Extracted records
........
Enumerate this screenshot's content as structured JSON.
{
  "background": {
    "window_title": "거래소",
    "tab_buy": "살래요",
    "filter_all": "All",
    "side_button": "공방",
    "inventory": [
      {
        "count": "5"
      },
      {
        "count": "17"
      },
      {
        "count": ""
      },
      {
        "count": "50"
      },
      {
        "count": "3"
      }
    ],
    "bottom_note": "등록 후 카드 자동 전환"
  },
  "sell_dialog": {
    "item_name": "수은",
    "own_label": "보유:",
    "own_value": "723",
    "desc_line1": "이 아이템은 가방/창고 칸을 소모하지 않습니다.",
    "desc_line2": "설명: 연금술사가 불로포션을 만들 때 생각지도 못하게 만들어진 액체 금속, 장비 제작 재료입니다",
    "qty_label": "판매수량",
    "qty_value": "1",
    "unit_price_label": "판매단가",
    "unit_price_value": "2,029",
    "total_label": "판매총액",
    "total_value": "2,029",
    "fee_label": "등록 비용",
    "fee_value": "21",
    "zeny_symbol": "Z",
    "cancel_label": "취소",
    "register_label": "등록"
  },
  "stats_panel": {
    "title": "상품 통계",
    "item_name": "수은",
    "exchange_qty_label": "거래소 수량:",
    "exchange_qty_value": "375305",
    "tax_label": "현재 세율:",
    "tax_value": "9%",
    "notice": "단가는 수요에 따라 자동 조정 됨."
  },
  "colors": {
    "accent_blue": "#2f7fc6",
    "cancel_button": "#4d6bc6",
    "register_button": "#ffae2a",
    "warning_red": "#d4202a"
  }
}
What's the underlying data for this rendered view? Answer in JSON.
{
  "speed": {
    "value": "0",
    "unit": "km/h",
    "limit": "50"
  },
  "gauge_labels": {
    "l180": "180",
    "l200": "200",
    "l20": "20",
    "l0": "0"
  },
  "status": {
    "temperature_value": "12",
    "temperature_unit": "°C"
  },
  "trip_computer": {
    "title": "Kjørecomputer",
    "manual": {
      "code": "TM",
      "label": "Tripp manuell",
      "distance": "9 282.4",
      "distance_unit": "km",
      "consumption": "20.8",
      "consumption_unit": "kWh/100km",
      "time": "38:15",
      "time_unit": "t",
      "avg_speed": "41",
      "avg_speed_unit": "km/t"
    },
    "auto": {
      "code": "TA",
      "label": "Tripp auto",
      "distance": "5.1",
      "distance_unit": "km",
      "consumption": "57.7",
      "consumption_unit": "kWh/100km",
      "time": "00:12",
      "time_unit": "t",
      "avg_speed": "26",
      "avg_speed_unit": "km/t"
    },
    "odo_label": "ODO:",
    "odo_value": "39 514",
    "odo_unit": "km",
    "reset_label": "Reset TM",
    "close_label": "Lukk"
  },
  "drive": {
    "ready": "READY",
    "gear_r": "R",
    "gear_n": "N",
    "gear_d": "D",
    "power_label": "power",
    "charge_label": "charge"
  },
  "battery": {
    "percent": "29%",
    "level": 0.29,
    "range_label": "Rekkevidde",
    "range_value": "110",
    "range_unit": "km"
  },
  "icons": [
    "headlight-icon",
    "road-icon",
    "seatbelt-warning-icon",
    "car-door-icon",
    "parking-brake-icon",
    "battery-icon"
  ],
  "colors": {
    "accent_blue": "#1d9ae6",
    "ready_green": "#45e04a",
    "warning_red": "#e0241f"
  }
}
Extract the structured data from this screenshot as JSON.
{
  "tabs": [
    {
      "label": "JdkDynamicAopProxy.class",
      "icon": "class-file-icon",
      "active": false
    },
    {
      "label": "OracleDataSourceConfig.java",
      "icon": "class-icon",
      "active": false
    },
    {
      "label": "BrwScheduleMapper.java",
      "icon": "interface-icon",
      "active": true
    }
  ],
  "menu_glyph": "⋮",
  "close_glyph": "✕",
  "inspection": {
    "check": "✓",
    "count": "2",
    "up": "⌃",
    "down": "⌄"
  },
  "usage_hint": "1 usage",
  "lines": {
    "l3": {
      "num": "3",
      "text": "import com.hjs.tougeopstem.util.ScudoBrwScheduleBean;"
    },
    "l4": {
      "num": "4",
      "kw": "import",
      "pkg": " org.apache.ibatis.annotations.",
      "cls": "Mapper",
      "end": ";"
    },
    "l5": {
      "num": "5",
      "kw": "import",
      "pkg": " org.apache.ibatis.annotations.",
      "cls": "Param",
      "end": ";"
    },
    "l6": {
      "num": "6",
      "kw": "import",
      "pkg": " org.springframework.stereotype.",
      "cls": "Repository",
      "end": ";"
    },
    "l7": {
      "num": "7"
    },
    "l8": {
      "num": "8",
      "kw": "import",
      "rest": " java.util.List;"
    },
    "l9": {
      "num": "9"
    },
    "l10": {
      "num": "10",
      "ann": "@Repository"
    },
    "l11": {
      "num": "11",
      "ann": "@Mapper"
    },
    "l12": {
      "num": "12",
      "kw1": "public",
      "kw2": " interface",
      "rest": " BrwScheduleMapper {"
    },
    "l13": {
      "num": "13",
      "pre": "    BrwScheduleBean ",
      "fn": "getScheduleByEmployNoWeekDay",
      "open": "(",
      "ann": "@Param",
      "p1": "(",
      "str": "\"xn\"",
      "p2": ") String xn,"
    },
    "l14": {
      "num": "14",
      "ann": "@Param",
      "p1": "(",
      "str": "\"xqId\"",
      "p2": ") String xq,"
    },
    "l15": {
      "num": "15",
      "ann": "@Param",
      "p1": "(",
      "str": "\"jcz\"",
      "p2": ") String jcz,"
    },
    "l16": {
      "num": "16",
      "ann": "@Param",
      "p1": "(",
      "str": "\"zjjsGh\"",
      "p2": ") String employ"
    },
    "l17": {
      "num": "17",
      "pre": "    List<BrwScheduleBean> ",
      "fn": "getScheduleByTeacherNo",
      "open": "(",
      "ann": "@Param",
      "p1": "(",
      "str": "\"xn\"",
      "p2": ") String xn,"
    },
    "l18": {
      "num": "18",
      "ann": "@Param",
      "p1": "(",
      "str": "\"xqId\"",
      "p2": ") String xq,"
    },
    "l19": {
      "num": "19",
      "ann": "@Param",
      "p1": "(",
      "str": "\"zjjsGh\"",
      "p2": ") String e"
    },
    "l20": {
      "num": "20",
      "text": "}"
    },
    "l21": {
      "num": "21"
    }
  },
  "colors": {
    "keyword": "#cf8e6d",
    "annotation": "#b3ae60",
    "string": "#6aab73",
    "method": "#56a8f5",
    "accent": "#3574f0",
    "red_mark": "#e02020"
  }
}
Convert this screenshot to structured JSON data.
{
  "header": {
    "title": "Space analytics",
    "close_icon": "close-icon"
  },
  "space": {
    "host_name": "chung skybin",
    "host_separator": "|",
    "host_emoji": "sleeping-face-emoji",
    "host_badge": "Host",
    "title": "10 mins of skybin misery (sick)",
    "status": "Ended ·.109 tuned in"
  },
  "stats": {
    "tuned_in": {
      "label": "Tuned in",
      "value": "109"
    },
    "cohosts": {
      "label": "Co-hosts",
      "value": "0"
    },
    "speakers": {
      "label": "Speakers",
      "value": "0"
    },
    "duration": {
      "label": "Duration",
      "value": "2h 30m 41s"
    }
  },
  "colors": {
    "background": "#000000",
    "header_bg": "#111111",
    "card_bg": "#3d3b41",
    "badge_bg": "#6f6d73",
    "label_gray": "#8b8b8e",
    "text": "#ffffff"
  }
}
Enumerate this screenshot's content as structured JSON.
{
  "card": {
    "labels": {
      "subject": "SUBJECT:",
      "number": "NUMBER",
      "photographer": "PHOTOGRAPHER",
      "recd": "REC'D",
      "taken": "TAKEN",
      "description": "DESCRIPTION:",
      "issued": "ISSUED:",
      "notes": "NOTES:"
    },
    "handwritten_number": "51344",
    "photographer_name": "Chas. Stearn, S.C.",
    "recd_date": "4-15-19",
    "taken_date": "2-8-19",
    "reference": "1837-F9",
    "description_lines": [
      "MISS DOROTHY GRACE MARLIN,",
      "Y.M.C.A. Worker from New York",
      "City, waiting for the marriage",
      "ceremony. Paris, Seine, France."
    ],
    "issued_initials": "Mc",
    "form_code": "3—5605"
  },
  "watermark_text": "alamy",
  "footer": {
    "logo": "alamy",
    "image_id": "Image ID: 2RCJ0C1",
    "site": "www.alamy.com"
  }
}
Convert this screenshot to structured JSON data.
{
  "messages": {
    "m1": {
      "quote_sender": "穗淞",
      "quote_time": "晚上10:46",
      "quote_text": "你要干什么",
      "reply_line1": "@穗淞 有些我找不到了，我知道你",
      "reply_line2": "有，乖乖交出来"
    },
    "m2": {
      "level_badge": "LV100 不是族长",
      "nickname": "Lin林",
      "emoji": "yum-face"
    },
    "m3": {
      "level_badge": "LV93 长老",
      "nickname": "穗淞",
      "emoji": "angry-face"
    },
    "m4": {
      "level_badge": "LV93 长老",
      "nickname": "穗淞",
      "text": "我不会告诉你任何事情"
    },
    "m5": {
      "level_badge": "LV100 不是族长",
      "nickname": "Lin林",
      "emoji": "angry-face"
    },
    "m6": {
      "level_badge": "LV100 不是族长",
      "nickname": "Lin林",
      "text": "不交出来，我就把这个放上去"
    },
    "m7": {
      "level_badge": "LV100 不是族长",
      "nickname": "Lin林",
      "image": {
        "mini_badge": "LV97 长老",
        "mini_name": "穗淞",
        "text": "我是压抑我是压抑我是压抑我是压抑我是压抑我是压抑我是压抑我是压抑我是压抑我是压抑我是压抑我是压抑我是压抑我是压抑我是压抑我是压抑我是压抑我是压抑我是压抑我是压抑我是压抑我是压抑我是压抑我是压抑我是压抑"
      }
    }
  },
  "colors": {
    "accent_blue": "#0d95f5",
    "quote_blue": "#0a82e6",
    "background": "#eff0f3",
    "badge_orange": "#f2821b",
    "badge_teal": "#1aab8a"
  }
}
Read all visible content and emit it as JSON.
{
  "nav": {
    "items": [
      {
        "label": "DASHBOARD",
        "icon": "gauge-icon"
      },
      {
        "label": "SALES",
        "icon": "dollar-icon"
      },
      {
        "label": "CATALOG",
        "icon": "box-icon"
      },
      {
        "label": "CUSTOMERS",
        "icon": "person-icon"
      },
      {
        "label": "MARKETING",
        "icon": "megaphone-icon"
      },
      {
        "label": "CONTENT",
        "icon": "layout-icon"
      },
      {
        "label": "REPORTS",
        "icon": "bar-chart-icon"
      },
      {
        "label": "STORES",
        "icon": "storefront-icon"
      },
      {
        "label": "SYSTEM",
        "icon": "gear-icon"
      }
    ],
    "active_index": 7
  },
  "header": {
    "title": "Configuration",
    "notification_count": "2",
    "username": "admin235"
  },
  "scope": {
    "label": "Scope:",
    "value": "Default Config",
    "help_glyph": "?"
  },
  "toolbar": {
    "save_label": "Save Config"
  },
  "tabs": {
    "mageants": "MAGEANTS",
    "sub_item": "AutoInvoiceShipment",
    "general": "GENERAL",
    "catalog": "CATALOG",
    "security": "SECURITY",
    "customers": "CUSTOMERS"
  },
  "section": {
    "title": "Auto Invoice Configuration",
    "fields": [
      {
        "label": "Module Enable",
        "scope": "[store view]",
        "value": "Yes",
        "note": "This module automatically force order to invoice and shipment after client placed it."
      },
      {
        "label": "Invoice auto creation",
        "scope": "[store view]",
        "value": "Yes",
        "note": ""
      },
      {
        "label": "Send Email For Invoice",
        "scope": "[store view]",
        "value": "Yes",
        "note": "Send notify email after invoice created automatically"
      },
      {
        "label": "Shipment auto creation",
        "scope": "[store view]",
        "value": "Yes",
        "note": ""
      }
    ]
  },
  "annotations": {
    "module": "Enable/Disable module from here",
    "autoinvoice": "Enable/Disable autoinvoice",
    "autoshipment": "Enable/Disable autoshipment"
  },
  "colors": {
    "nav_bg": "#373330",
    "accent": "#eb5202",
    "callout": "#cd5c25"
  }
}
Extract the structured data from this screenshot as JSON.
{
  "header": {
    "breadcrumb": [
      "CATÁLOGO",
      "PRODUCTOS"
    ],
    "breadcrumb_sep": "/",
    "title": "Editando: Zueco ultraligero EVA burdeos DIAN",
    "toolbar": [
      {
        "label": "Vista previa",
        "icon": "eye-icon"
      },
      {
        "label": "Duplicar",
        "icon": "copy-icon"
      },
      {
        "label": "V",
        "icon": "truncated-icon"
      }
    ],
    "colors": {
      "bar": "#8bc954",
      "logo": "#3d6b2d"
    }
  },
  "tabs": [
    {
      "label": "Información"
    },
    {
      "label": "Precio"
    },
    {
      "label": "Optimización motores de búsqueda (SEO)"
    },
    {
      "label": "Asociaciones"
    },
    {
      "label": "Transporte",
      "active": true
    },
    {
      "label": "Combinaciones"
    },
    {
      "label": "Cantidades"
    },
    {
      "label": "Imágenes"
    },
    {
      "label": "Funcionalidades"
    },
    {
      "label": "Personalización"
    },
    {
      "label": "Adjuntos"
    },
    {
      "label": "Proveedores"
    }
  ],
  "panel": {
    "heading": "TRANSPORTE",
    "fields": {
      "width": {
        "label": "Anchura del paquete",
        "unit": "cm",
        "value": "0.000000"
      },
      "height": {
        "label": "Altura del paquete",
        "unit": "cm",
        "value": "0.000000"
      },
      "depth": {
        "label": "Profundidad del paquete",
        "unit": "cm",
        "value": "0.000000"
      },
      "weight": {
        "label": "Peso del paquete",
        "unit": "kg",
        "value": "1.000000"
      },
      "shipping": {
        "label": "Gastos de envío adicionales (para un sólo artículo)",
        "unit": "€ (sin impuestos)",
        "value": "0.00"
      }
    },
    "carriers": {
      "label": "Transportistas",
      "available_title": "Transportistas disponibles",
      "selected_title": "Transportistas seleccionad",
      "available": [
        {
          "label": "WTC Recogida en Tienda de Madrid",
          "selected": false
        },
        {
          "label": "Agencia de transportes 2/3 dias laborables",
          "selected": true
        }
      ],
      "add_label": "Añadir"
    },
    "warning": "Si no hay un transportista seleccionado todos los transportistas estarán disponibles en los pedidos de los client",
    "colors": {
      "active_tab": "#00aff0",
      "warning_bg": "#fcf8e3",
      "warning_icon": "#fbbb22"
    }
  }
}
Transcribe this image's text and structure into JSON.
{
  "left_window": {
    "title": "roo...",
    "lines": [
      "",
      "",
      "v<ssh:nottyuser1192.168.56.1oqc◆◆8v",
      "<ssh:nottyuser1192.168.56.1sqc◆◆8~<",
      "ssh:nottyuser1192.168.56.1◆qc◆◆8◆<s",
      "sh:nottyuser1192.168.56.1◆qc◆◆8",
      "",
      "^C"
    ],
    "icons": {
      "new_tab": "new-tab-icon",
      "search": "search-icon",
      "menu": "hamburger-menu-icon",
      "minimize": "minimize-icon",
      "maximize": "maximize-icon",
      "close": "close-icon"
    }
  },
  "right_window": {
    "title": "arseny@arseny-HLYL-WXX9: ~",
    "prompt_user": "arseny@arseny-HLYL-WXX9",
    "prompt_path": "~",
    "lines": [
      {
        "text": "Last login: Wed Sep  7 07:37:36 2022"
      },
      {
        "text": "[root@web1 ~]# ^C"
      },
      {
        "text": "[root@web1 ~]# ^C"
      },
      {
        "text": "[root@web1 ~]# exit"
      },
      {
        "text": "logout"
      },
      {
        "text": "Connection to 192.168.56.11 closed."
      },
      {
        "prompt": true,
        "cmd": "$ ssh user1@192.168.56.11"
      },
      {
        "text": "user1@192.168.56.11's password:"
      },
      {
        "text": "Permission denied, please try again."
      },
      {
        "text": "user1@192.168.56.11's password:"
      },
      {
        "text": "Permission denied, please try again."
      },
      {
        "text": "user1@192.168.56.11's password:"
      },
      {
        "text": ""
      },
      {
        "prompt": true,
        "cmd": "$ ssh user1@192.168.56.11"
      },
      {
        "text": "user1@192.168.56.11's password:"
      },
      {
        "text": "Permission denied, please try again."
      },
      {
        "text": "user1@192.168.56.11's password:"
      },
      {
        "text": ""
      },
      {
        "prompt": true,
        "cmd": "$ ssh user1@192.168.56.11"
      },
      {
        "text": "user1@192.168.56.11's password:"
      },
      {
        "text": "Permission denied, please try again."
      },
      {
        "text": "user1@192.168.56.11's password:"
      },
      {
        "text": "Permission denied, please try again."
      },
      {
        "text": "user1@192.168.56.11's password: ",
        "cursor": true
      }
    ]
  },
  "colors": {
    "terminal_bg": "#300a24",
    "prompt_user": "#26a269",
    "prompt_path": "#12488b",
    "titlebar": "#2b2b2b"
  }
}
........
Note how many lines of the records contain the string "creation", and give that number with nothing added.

2